Quantum Spin Liquid: A Different Kind of Magnetism
Not everybody understands the science behind magnetism, but most have a basic sense of how rare Earth magnets work. The general public is probably a little less familiar with quantum spin liquid, another type of magnetism.
If you number among those who are hearing about quantum spin liquid for the first time, here's what you need to know about this form of magnetism:
The science of quantum spin liquid
You won't find quantum spin liquid in those strong magnets you use around your home. Instead, this unique form of magnetism is found in the mineral known as herbertsmithite, according to research provided by the Massachusetts Institute of Technology.
This particular kind of magnetism is characterized by the fact that its magnetic elements are in a state of constant fluctuation. Unlike the magnetic qualities found in ferromagnets, quantum spin liquid's properties remain fluid.
According to the National Institute of Standards and Technology's Center for Neutron Research, the atoms found within herbertsmithite form a kagome lattice. This structure is where you'll find the quantum spin liquid.
Gaining a deeper understanding
Quantum spin liquid is a relatively new discovery, which means there's still much to understand about this form of magnetism. Recently, researchers at Harvard University, Boston College and MIT set out to conduct a detailed analysis of how its electrons respond to light.

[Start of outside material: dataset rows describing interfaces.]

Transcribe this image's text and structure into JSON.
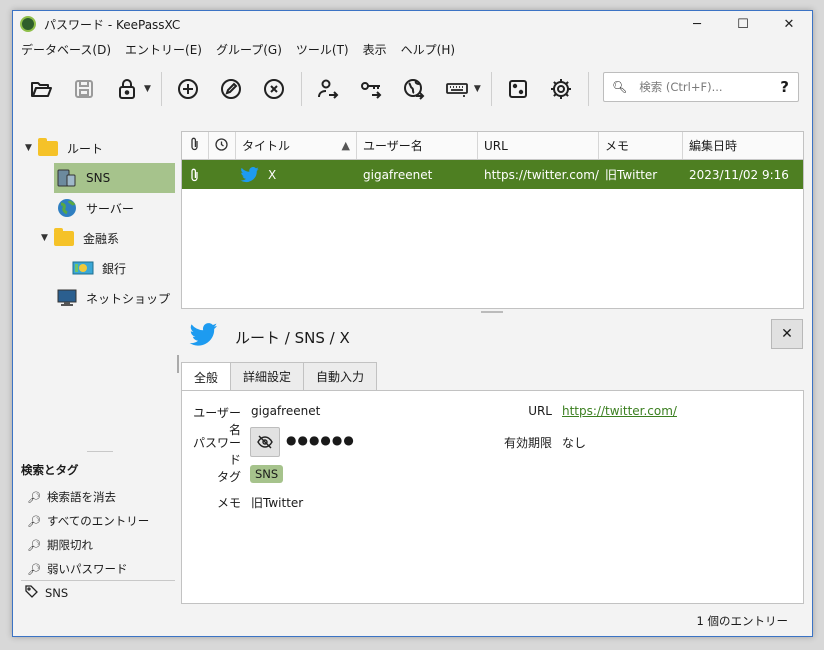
{
  "window": {
    "title": "パスワード - KeePassXC",
    "controls": {
      "minimize": "─",
      "maximize": "☐",
      "close": "✕"
    }
  },
  "menu": [
    "データベース(D)",
    "エントリー(E)",
    "グループ(G)",
    "ツール(T)",
    "表示",
    "ヘルプ(H)"
  ],
  "search": {
    "placeholder": "検索 (Ctrl+F)...",
    "help": "?"
  },
  "groups": [
    {
      "label": "ルート",
      "expanded": true
    },
    {
      "label": "SNS",
      "selected": true
    },
    {
      "label": "サーバー"
    },
    {
      "label": "金融系",
      "expanded": true
    },
    {
      "label": "銀行"
    },
    {
      "label": "ネットショップ"
    }
  ],
  "tags_section": {
    "title": "検索とタグ",
    "searches": [
      "検索語を消去",
      "すべてのエントリー",
      "期限切れ",
      "弱いパスワード"
    ],
    "tags": [
      "SNS"
    ]
  },
  "table": {
    "columns": [
      "タイトル",
      "ユーザー名",
      "URL",
      "メモ",
      "編集日時"
    ],
    "rows": [
      {
        "title": "X",
        "username": "gigafreenet",
        "url": "https://twitter.com/",
        "notes": "旧Twitter",
        "modified": "2023/11/02 9:16"
      }
    ]
  },
  "detail": {
    "path": "ルート / SNS / X",
    "tabs": [
      "全般",
      "詳細設定",
      "自動入力"
    ],
    "fields": {
      "username_label": "ユーザー名",
      "username": "gigafreenet",
      "password_label": "パスワード",
      "password": "●●●●●●",
      "tags_label": "タグ",
      "tag": "SNS",
      "notes_label": "メモ",
      "notes": "旧Twitter",
      "url_label": "URL",
      "url": "https://twitter.com/",
      "expiry_label": "有効期限",
      "expiry": "なし"
    }
  },
  "status": "1 個のエントリー",
  "colors": {
    "selection": "#4e7f22",
    "tree_selection": "#a6c38c",
    "link": "#3b7f20",
    "twitter": "#1d9bf0"
  }
}
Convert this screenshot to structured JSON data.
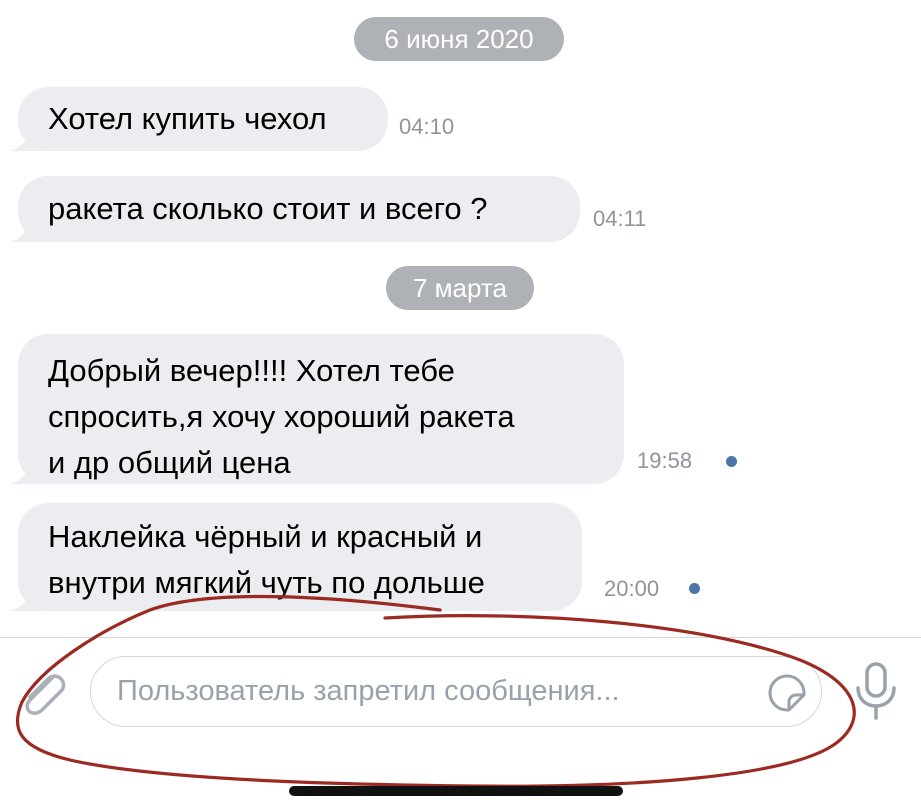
{
  "chat": {
    "date_1": "6 июня 2020",
    "date_2": "7 марта",
    "messages": [
      {
        "lines": [
          "Хотел купить чехол"
        ],
        "time": "04:10"
      },
      {
        "lines": [
          "ракета сколько стоит и всего ?"
        ],
        "time": "04:11"
      },
      {
        "lines": [
          "Добрый вечер!!!! Хотел тебе",
          "спросить,я хочу хороший ракета",
          "и др общий цена"
        ],
        "time": "19:58"
      },
      {
        "lines": [
          "Наклейка чёрный и красный и",
          "внутри мягкий чуть по дольше"
        ],
        "time": "20:00"
      }
    ]
  },
  "composer": {
    "placeholder": "Пользователь запретил сообщения..."
  },
  "icons": {
    "attach": "paperclip-icon",
    "sticker": "sticker-icon",
    "mic": "microphone-icon"
  },
  "colors": {
    "bubble": "#ebedf0",
    "date_pill": "#aeb1b6",
    "unread_dot": "#4a76a8",
    "annotation": "#9b2a22"
  }
}
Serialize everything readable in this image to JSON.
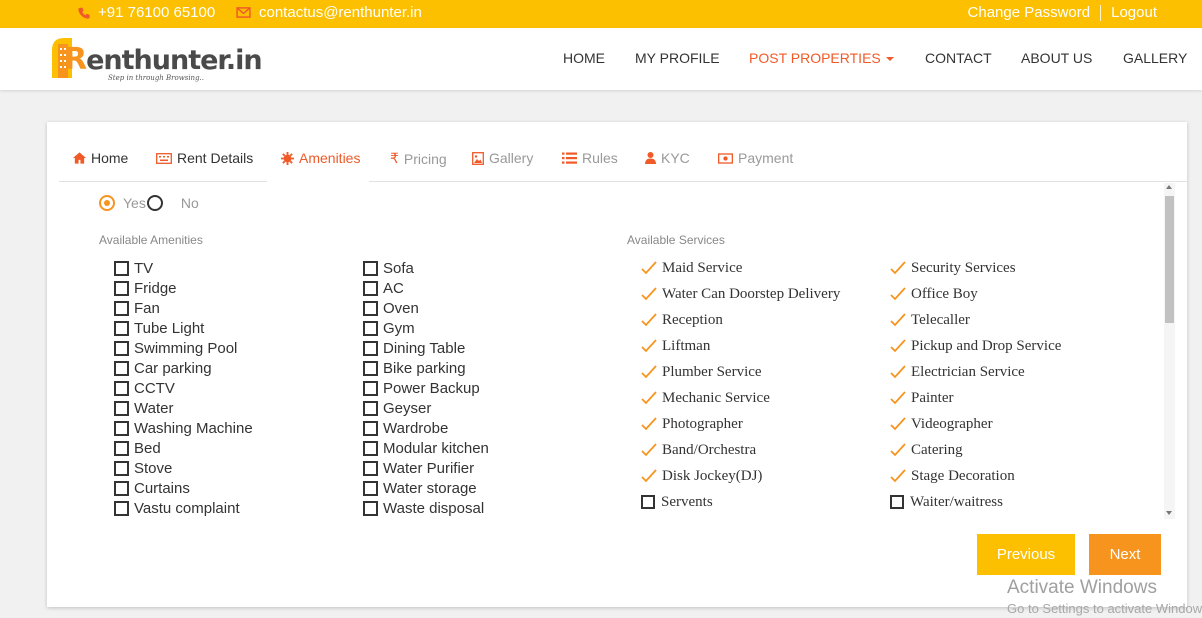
{
  "topbar": {
    "phone": "+91 76100 65100",
    "email": "contactus@renthunter.in",
    "change_password": "Change Password",
    "logout": "Logout"
  },
  "logo": {
    "brand": "enthunter.in",
    "brand_initial": "R",
    "tagline": "Step in through Browsing.."
  },
  "nav": {
    "home": "HOME",
    "my_profile": "MY PROFILE",
    "post_properties": "POST PROPERTIES",
    "contact": "CONTACT",
    "about_us": "ABOUT US",
    "gallery": "GALLERY"
  },
  "tabs": [
    {
      "label": "Home",
      "icon": "home-icon"
    },
    {
      "label": "Rent Details",
      "icon": "keyboard-icon"
    },
    {
      "label": "Amenities",
      "icon": "gear-icon"
    },
    {
      "label": "Pricing",
      "icon": "rupee-icon"
    },
    {
      "label": "Gallery",
      "icon": "image-icon"
    },
    {
      "label": "Rules",
      "icon": "list-icon"
    },
    {
      "label": "KYC",
      "icon": "user-icon"
    },
    {
      "label": "Payment",
      "icon": "money-icon"
    }
  ],
  "radio": {
    "yes": "Yes",
    "no": "No",
    "selected": "Yes"
  },
  "amenities": {
    "label": "Available Amenities",
    "col1": [
      "TV",
      "Fridge",
      "Fan",
      "Tube Light",
      "Swimming Pool",
      "Car parking",
      "CCTV",
      "Water",
      "Washing Machine",
      "Bed",
      "Stove",
      "Curtains",
      "Vastu complaint"
    ],
    "col2": [
      "Sofa",
      "AC",
      "Oven",
      "Gym",
      "Dining Table",
      "Bike parking",
      "Power Backup",
      "Geyser",
      "Wardrobe",
      "Modular kitchen",
      "Water Purifier",
      "Water storage",
      "Waste disposal"
    ]
  },
  "services": {
    "label": "Available Services",
    "col1": [
      {
        "name": "Maid Service",
        "checked": true
      },
      {
        "name": "Water Can Doorstep Delivery",
        "checked": true
      },
      {
        "name": "Reception",
        "checked": true
      },
      {
        "name": "Liftman",
        "checked": true
      },
      {
        "name": "Plumber Service",
        "checked": true
      },
      {
        "name": "Mechanic Service",
        "checked": true
      },
      {
        "name": "Photographer",
        "checked": true
      },
      {
        "name": "Band/Orchestra",
        "checked": true
      },
      {
        "name": "Disk Jockey(DJ)",
        "checked": true
      },
      {
        "name": "Servents",
        "checked": false
      }
    ],
    "col2": [
      {
        "name": "Security Services",
        "checked": true
      },
      {
        "name": "Office Boy",
        "checked": true
      },
      {
        "name": "Telecaller",
        "checked": true
      },
      {
        "name": "Pickup and Drop Service",
        "checked": true
      },
      {
        "name": "Electrician Service",
        "checked": true
      },
      {
        "name": "Painter",
        "checked": true
      },
      {
        "name": "Videographer",
        "checked": true
      },
      {
        "name": "Catering",
        "checked": true
      },
      {
        "name": "Stage Decoration",
        "checked": true
      },
      {
        "name": "Waiter/waitress",
        "checked": false
      }
    ]
  },
  "buttons": {
    "previous": "Previous",
    "next": "Next"
  },
  "watermark": {
    "title": "Activate Windows",
    "subtitle": "Go to Settings to activate Windows."
  },
  "colors": {
    "topbar": "#fdc000",
    "accent": "#f05a28",
    "check": "#f7941d"
  }
}
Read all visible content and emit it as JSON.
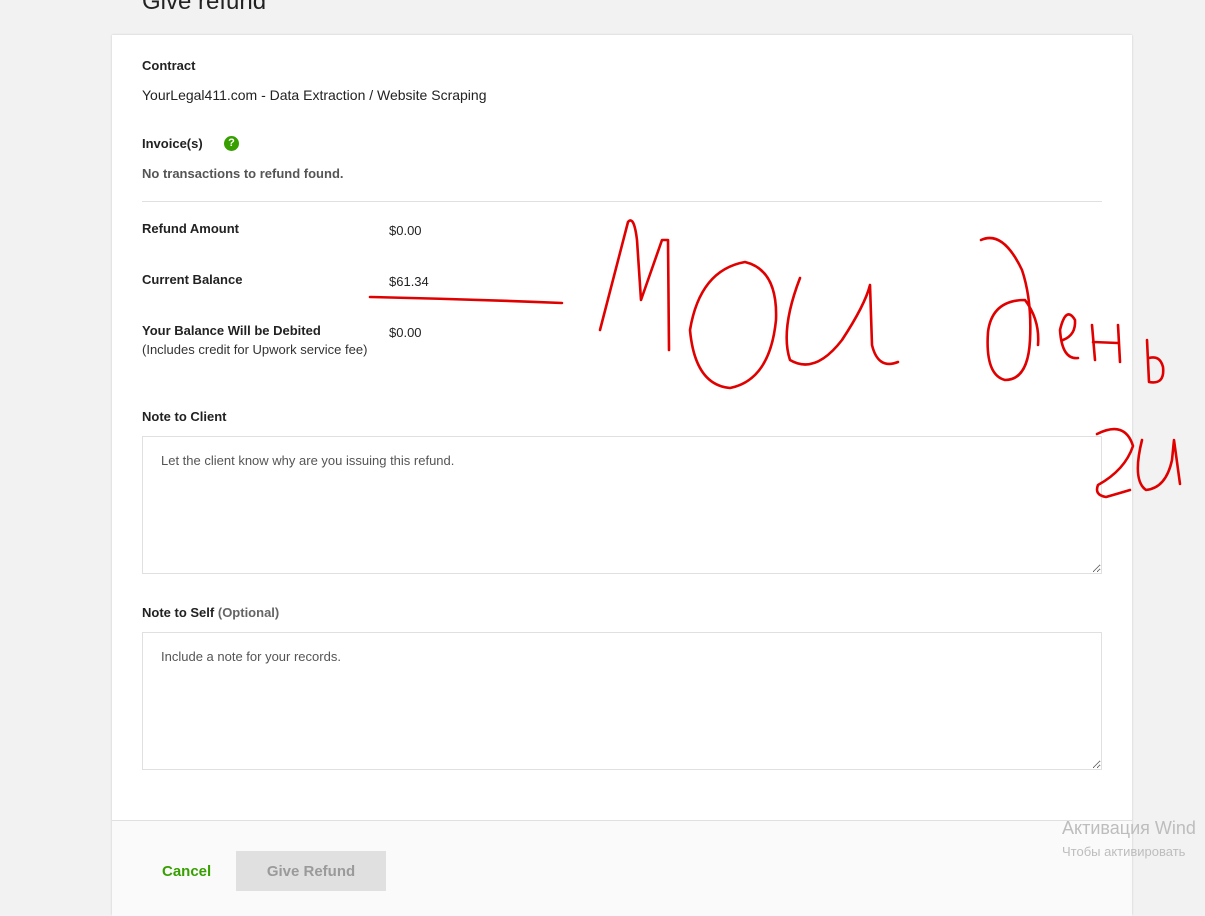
{
  "page": {
    "title": "Give refund"
  },
  "contract": {
    "label": "Contract",
    "name": "YourLegal411.com - Data Extraction / Website Scraping"
  },
  "invoices": {
    "label": "Invoice(s)",
    "help_icon": "question-circle-icon",
    "help_glyph": "?",
    "empty_message": "No transactions to refund found."
  },
  "amounts": {
    "refund_label": "Refund Amount",
    "refund_value": "$0.00",
    "balance_label": "Current Balance",
    "balance_value": "$61.34",
    "debit_label": "Your Balance Will be Debited",
    "debit_note": "(Includes credit for Upwork service fee)",
    "debit_value": "$0.00"
  },
  "note_to_client": {
    "label": "Note to Client",
    "placeholder": "Let the client know why are you issuing this refund."
  },
  "note_to_self": {
    "label": "Note to Self",
    "optional": "(Optional)",
    "placeholder": "Include a note for your records."
  },
  "footer": {
    "cancel_label": "Cancel",
    "submit_label": "Give Refund"
  },
  "watermark": {
    "title": "Активация Wind",
    "subtitle": "Чтобы активировать"
  },
  "annotation": {
    "handwriting": "мои день ги",
    "color": "#e00000"
  },
  "colors": {
    "accent": "#37a000",
    "disabled_button": "#e0e0e0"
  }
}
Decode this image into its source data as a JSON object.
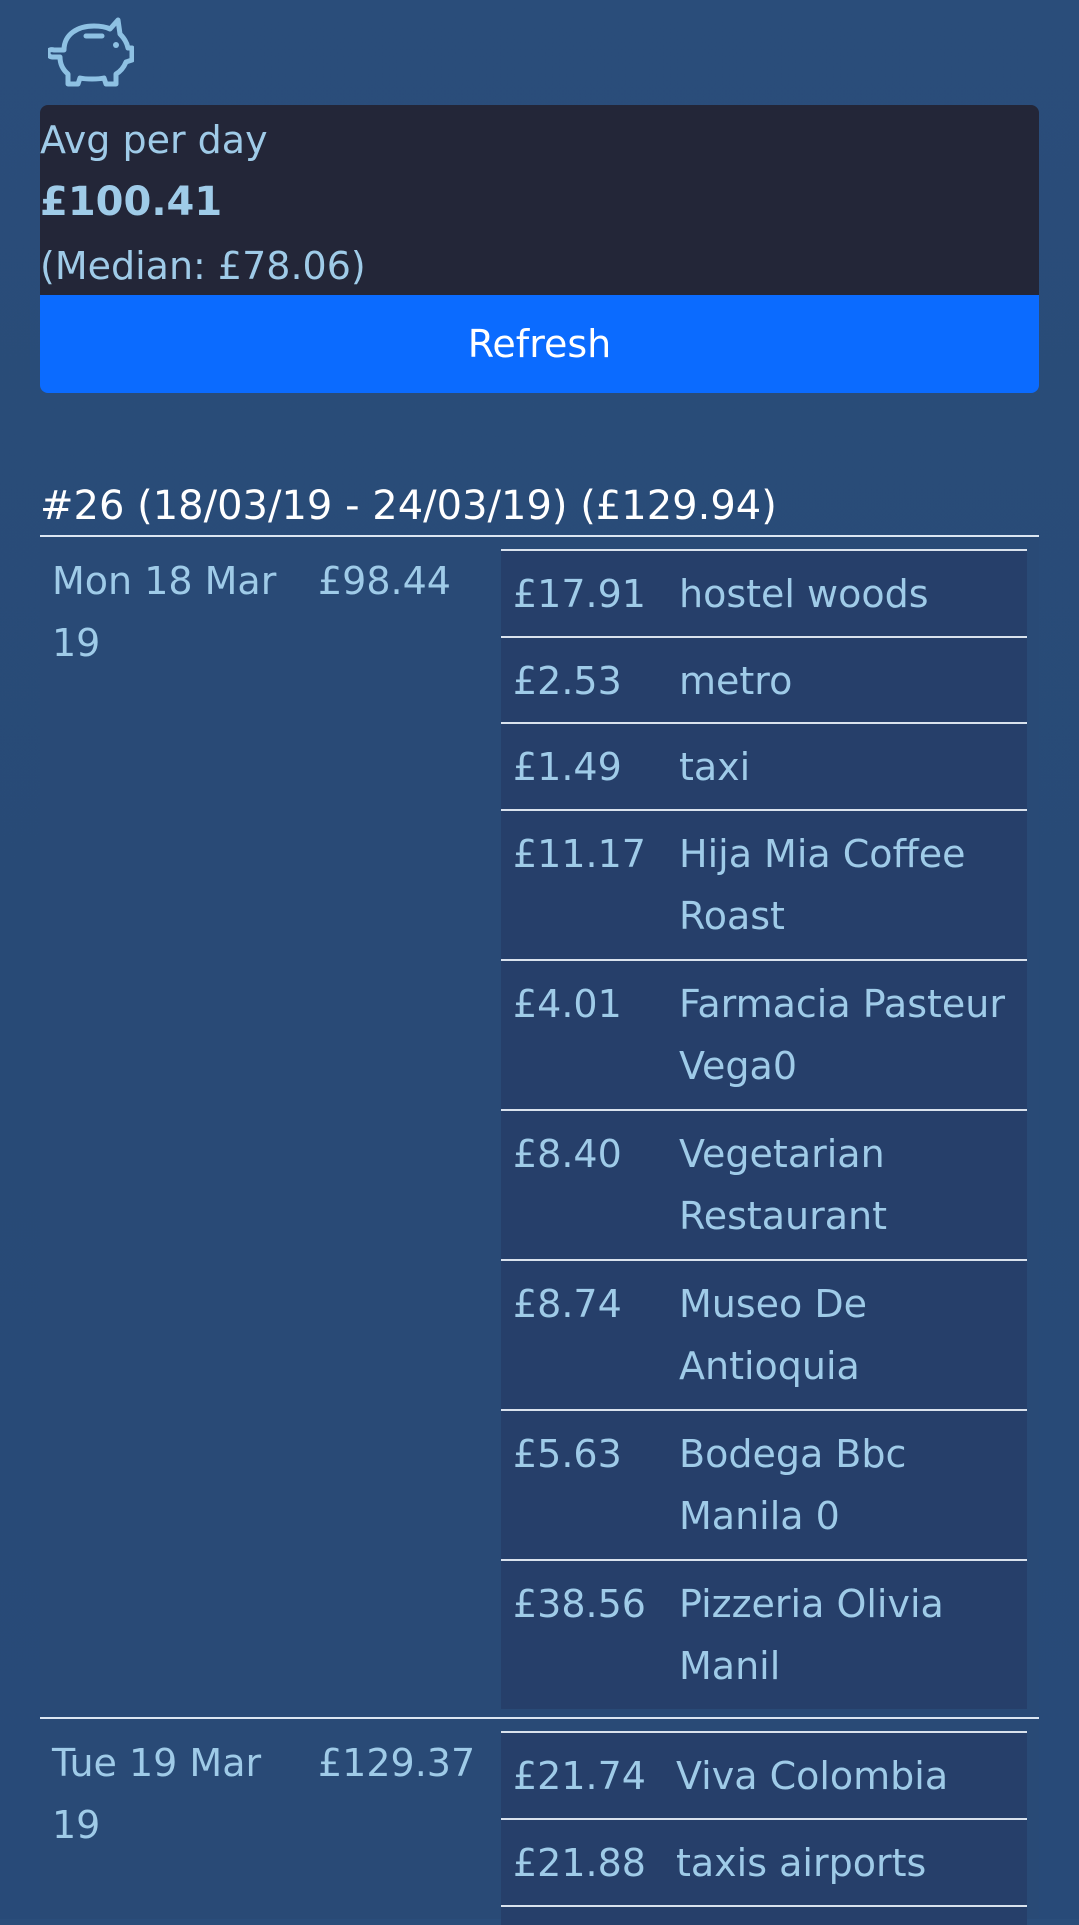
{
  "app": {
    "logo_icon": "piggy-bank-icon"
  },
  "stats": {
    "label": "Avg per day",
    "value": "£100.41",
    "median": "(Median: £78.06)"
  },
  "refresh": {
    "label": "Refresh"
  },
  "week": {
    "heading": "#26 (18/03/19 - 24/03/19) (£129.94)"
  },
  "days": [
    {
      "date": "Mon 18 Mar 19",
      "total": "£98.44",
      "transactions": [
        {
          "amount": "£17.91",
          "description": "hostel woods"
        },
        {
          "amount": "£2.53",
          "description": "metro"
        },
        {
          "amount": "£1.49",
          "description": "taxi"
        },
        {
          "amount": "£11.17",
          "description": "Hija Mia Coffee Roast"
        },
        {
          "amount": "£4.01",
          "description": "Farmacia Pasteur Vega0"
        },
        {
          "amount": "£8.40",
          "description": "Vegetarian Restaurant"
        },
        {
          "amount": "£8.74",
          "description": "Museo De Antioquia"
        },
        {
          "amount": "£5.63",
          "description": "Bodega Bbc Manila 0"
        },
        {
          "amount": "£38.56",
          "description": "Pizzeria Olivia Manil"
        }
      ]
    },
    {
      "date": "Tue 19 Mar 19",
      "total": "£129.37",
      "transactions": [
        {
          "amount": "£21.74",
          "description": "Viva Colombia"
        },
        {
          "amount": "£21.88",
          "description": "taxis airports"
        }
      ]
    }
  ],
  "colors": {
    "background": "#2a4d7a",
    "card": "#232638",
    "button": "#0b6bff",
    "text": "#9fcbe8"
  }
}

"Theorists have provided a number of theories on how a spin-liquid state could be formed in herbertsmithite," said Daniel Pilon, a graduate student who worked on the study, in a statement. "But to date there has been no experiment that directly distinguishes among them. We believe that our experiment has provided the first direct evidence for the realization of one of these theoretical models in herbertsmithite."
In the researchers' analysis, which appears in Physical Review Letters, they used incredibly short laser pulses to identify a signature in the spin-liquid state's optical conductivity. What they learned will help further scientists' understanding of this form of magnetism. At the same time, their analysis could inform future applications of quantum spin liquid.
"Although it is hard to predict any potential applications at this stage, basic research on this unusual phase of matter could help us to solve some very complicated problems in physics, particularly high-temperature superconductivity, which might eventually lead to important applications," said Nuh Gedik, an associate professor of physics at MIT, who also worked on the analysis.